§ Assignment:
From the records, pick out and copy each line containing "data".

Extracted records

▬▬▬▬▬▬

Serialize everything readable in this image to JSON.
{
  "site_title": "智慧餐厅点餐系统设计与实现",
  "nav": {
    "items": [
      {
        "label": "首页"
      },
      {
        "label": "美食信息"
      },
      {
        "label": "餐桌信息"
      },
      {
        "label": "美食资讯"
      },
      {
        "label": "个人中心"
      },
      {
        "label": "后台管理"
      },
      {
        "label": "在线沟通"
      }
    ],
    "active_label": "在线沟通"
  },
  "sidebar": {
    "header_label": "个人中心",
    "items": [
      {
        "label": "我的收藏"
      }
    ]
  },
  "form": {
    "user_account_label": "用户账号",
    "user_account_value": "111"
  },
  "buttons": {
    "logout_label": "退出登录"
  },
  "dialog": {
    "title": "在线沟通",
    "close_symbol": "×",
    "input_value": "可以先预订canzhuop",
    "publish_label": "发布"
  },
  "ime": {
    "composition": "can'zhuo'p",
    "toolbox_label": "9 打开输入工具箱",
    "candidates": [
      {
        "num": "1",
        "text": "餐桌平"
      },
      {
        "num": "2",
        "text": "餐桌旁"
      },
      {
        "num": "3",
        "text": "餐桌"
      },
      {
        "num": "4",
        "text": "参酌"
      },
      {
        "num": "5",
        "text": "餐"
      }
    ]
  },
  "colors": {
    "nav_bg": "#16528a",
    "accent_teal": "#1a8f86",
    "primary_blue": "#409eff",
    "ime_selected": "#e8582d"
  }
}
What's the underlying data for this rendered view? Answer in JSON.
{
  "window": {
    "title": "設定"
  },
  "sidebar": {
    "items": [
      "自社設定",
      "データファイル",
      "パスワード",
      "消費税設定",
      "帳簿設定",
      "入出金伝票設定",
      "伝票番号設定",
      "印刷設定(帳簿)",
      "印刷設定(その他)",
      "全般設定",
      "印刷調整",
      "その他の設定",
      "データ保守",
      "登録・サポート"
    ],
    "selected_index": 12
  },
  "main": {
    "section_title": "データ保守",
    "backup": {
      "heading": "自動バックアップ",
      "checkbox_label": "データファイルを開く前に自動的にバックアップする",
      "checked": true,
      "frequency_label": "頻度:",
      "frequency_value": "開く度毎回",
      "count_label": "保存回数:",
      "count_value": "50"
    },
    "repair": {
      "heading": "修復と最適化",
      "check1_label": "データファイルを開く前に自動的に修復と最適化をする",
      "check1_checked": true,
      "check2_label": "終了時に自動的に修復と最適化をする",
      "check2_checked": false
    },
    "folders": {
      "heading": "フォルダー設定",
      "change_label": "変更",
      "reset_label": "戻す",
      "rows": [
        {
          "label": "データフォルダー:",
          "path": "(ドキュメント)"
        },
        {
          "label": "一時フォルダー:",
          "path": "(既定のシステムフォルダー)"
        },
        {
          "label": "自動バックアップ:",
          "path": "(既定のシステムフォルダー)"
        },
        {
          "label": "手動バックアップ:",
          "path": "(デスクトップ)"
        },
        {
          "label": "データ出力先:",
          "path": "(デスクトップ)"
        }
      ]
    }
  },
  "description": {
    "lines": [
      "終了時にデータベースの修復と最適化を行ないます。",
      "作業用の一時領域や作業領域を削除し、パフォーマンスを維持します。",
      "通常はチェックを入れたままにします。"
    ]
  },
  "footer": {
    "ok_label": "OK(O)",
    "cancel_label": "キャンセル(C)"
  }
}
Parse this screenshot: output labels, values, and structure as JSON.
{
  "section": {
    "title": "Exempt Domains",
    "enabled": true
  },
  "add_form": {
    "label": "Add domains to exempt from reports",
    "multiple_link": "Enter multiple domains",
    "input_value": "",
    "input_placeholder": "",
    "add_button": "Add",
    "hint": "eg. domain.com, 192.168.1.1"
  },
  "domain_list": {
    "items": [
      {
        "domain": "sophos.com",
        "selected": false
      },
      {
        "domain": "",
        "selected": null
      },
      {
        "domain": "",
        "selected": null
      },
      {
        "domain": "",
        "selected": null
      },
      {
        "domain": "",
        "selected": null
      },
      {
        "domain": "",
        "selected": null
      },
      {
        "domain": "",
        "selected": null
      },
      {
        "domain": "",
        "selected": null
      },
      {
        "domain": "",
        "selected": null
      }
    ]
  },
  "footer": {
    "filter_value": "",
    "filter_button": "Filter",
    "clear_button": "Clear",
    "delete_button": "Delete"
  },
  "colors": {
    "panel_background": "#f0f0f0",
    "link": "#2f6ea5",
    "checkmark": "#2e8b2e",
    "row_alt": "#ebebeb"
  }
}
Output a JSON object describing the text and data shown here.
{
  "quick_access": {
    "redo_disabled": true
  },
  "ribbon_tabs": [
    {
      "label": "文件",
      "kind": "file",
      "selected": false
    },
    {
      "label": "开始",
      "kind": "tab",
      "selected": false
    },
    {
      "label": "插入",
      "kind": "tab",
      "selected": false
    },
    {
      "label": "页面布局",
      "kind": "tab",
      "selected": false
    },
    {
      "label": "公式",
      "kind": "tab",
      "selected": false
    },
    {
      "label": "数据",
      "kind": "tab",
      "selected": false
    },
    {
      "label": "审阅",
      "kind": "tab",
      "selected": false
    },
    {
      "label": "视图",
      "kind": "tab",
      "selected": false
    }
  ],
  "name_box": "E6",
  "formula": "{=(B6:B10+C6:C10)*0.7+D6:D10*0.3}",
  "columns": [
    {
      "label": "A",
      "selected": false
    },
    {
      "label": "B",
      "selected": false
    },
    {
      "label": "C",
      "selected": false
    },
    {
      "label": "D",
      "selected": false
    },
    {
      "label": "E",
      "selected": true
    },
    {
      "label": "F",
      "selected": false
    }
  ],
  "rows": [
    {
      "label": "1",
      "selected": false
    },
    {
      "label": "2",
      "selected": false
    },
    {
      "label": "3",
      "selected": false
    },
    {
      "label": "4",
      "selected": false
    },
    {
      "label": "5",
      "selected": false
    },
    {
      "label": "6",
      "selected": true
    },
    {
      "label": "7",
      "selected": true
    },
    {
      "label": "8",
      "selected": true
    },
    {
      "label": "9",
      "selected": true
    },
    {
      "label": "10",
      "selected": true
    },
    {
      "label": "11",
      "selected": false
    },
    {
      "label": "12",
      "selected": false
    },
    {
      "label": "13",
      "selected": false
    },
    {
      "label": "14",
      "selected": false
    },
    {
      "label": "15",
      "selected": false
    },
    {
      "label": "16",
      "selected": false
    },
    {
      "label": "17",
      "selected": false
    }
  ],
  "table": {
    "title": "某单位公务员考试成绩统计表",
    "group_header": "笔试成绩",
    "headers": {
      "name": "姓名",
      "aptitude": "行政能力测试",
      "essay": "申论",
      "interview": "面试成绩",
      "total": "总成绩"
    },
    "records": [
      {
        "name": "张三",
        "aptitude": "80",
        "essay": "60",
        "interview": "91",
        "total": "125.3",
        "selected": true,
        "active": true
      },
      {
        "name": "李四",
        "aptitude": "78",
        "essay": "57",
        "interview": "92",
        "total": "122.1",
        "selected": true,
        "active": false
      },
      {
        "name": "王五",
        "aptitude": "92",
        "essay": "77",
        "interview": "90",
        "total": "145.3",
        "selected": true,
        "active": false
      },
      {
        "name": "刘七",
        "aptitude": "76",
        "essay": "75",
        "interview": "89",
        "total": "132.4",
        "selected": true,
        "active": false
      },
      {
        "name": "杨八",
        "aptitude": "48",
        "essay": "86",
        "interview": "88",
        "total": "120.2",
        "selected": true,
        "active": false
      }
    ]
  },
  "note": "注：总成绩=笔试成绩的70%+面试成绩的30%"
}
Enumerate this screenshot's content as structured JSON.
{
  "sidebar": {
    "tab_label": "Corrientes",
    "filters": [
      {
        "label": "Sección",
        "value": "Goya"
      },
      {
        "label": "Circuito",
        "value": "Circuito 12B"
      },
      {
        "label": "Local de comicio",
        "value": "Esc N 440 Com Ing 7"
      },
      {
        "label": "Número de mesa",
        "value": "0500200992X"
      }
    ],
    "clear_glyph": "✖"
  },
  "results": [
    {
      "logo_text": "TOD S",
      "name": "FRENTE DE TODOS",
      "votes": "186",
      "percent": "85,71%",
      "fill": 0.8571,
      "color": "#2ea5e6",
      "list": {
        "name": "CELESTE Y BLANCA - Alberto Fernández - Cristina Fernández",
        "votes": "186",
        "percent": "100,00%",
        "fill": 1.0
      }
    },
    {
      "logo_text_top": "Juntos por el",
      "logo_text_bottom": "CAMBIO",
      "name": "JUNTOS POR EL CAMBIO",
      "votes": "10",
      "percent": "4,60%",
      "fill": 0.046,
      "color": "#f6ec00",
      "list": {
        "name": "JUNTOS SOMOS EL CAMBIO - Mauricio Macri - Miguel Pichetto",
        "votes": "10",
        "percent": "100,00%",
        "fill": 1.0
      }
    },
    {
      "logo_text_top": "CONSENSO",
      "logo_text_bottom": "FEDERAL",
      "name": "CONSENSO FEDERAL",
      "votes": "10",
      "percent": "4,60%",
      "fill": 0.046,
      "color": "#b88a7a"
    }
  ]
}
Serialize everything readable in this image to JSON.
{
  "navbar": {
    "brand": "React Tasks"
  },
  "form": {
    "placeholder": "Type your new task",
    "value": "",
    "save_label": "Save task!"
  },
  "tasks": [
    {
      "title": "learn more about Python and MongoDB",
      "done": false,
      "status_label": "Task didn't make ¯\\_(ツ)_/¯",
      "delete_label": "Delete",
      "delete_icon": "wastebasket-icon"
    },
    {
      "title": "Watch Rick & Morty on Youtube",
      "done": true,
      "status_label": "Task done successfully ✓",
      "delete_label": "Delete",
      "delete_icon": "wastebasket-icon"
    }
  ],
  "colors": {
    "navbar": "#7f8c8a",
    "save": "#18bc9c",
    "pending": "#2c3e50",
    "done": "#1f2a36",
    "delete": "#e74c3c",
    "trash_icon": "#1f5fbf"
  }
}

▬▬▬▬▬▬

§ The completed task:
What's the underlying data for this rendered view? Answer in JSON.
Output a JSON object describing the text and data shown here.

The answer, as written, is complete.